Beware the Trending #Hashtag

I've noticed a couple of things over the past couple of years, particularly on LinkedIn. A very big deal has been made about some ideas that are more or less common sense.

First, it was #socialselling, then it was #ABM. Not far behind, we now have #salesenablement.

Really? Why?

Ask people to define social selling...

They'll tell you that it's when sales professionals use their social network to communicate with prospects and develop relationships to solve problems and achieve sales goals. This makes a ton of sense, but how is it any different than what people have been doing in business networking groups and social clubs for the past few hundred years? Aside from the specific tools, the concepts remain the same.

Ask people to define Account-Based Marketing.

They'll tell you that it's an alternative B2B strategy that concentrates sales and marketing resources on a clearly defined set of target accounts within a market and employs personalized campaigns designed to resonate with each account. A tailored message resonates better, after all.

100% agreed. Successful salespeople have been doing this for years. Actually, very few salespeople who don't do this actually become successful. Treat different people differently. That's sound advice.

Ask people to define Sales Enablement.

A few people can. Most, even some with the term in their title, cannot.
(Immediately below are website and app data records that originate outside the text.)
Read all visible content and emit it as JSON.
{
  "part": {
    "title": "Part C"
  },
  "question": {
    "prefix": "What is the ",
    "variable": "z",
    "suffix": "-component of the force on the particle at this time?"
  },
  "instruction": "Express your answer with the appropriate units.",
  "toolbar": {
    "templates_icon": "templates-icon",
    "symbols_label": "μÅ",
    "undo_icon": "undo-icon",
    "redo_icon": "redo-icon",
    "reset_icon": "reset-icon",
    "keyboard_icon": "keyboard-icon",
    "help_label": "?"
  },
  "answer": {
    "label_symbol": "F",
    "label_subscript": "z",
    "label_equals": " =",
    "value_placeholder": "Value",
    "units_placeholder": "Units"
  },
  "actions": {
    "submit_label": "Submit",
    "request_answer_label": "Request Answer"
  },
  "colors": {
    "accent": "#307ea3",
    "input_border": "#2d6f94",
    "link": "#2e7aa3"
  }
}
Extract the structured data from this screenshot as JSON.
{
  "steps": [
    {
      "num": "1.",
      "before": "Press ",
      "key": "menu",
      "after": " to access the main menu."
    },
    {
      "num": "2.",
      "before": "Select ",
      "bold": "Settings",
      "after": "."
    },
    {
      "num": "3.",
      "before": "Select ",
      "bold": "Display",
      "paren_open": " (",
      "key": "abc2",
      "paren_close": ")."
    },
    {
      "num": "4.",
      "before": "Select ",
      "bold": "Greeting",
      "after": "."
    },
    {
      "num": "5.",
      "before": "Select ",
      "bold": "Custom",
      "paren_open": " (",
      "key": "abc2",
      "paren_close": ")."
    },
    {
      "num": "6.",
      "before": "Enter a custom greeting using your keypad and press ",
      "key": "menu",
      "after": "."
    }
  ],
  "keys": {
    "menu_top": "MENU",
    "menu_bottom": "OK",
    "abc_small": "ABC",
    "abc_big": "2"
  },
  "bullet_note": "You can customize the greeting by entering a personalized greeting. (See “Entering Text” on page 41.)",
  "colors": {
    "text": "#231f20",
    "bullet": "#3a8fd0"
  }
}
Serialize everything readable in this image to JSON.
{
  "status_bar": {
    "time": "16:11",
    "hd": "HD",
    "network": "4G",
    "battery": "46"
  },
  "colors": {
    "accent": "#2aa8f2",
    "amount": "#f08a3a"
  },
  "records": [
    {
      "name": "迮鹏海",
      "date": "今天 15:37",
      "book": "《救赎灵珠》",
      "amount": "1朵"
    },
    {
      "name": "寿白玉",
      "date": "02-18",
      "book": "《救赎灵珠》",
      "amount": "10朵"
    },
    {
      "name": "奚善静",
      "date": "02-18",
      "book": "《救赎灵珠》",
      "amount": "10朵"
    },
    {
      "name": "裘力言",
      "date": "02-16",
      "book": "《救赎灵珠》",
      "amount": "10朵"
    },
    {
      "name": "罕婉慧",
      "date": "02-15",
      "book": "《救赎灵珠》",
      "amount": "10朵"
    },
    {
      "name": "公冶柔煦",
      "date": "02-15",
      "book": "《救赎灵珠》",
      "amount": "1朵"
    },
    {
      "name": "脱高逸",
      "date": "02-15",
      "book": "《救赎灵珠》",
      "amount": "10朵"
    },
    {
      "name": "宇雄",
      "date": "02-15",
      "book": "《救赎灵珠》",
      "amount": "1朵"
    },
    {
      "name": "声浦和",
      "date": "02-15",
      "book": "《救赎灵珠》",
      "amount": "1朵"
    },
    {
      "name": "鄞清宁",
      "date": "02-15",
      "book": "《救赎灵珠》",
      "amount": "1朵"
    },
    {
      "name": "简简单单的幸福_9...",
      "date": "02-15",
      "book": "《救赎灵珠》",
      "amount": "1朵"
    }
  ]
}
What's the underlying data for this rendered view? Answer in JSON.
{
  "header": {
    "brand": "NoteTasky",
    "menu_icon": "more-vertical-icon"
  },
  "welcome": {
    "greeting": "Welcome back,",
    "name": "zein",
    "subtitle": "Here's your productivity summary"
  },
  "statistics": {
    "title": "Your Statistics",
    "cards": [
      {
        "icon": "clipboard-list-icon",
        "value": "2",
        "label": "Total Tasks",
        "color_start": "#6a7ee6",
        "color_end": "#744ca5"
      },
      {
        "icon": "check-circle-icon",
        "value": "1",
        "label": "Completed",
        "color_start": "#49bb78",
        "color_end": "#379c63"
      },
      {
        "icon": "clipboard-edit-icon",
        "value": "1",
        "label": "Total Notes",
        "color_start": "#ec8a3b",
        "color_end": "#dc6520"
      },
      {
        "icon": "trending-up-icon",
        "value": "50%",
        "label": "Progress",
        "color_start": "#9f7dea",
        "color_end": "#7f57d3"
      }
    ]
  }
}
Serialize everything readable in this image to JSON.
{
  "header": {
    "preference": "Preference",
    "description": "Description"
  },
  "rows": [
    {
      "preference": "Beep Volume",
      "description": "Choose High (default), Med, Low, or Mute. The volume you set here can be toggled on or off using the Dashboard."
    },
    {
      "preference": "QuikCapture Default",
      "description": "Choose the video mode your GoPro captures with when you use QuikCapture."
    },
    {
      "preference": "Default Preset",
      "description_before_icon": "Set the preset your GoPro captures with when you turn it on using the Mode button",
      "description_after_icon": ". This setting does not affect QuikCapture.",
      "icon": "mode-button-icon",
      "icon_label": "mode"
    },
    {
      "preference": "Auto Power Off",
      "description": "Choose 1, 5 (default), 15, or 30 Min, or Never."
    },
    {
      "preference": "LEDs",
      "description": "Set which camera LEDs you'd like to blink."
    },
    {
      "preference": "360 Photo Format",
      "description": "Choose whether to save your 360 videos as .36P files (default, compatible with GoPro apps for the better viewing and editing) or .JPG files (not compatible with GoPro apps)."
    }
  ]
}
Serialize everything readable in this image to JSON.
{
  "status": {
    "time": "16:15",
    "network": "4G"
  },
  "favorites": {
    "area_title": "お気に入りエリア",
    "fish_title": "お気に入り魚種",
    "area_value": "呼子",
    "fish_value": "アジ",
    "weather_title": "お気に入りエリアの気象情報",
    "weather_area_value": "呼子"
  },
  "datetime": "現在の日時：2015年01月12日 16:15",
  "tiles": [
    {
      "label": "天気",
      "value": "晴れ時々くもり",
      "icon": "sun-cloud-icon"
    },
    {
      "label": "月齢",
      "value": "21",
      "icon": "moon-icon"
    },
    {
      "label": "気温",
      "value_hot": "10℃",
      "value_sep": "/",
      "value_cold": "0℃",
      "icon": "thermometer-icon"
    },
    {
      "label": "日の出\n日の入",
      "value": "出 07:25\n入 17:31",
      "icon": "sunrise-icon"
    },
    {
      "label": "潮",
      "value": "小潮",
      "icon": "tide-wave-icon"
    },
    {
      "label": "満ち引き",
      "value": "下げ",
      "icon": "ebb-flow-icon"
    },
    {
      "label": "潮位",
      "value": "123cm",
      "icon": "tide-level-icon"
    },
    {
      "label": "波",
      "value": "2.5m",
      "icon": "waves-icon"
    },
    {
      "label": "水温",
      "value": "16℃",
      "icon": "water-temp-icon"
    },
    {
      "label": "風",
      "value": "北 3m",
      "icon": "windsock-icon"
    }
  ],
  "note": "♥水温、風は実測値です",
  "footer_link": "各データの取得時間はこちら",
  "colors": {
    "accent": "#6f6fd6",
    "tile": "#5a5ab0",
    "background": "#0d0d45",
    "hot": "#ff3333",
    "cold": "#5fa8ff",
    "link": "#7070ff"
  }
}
This one is a little more diffuse because it means something a little different to everyone, but at the heart of it all, this term like the others defines itself. Sales enablement is the process of providing the sales organization with the information, content, and tools that help salespeople sell more effectively.

I'm a million percent on board with all of these concepts. In fact, the best salespeople in the world utilize each of these strategies to some extent or another. When you look at them all, they're clearly common sense principles at work.

Here's what I don't understand...

Why does a #hashtag need to trend before salespeople start doing this stuff? Why isn't anybody thinking for themselves? Is common sense really that uncommon?

Look, I'm way too young to be playing the "back in my day..." card, but to me, and every other professional salesperson (notice I didn't say sales professional) out there, these are topics that don't require any debate. What is understood need not be discussed.

Yet discussions abound...

What really drives me up a wall about this is that nothing really comes from the discussion. So little of the discourse involves best practices, and so much of it revolves around argument and hype.

Wouldn't this discussion better serve the industry if it were more constructive?

Wouldn't this time and energy be better spent with prospects?

I don't know. It seems to me that any salesperson worth a salt that takes real responsibility for their profession knows the fundamentals, as well as how to best deploy them. No #hashtags required. The best of them are also not spending much time on social media unless they're selling you something specifically through social media. If this isn't you, then you may want to revisit how you spend your time.

I originally wrote this piece in my weekly email to my audience in 2018. Mike Weinberg has prolifically written and spoken on this topic, and there’s no better example than his brilliant book #SalesTruth

Jeff Bajorek